Dataset rows for apps and sites:
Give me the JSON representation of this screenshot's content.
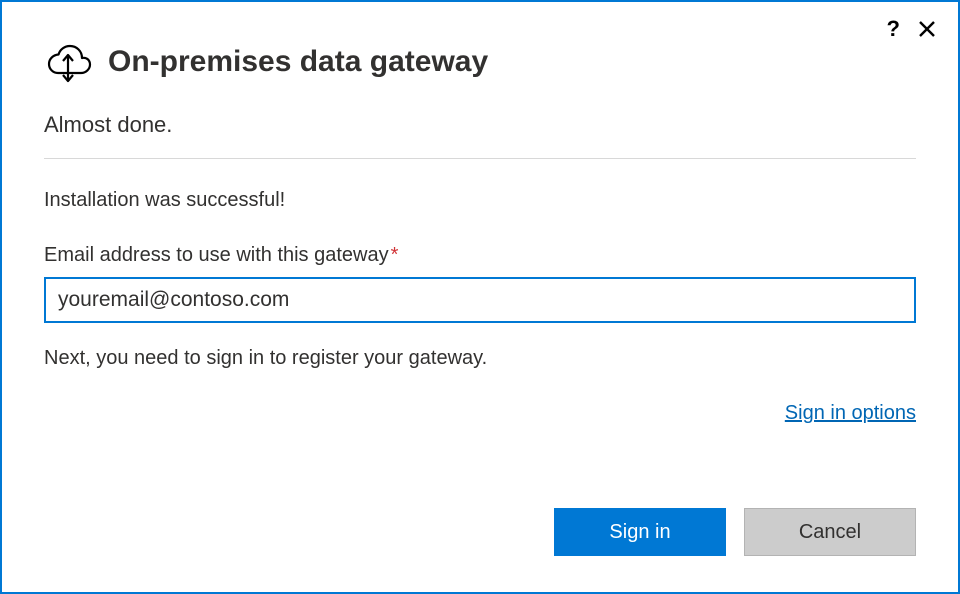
{
  "titlebar": {
    "help_glyph": "?",
    "close_label": "Close"
  },
  "header": {
    "title": "On-premises data gateway",
    "subtitle": "Almost done."
  },
  "body": {
    "status": "Installation was successful!",
    "email_label": "Email address to use with this gateway",
    "required_mark": "*",
    "email_value": "youremail@contoso.com",
    "next_instruction": "Next, you need to sign in to register your gateway.",
    "sign_in_options": "Sign in options"
  },
  "buttons": {
    "primary": "Sign in",
    "secondary": "Cancel"
  }
}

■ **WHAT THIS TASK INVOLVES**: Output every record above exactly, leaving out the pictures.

■ **EXERCISE RESULT**:
Give me the JSON representation of this screenshot's content.
{
  "titlebar": {
    "help_glyph": "?",
    "close_label": "Close"
  },
  "header": {
    "title": "On-premises data gateway",
    "subtitle": "Almost done."
  },
  "body": {
    "status": "Installation was successful!",
    "email_label": "Email address to use with this gateway",
    "required_mark": "*",
    "email_value": "youremail@contoso.com",
    "next_instruction": "Next, you need to sign in to register your gateway.",
    "sign_in_options": "Sign in options"
  },
  "buttons": {
    "primary": "Sign in",
    "secondary": "Cancel"
  }
}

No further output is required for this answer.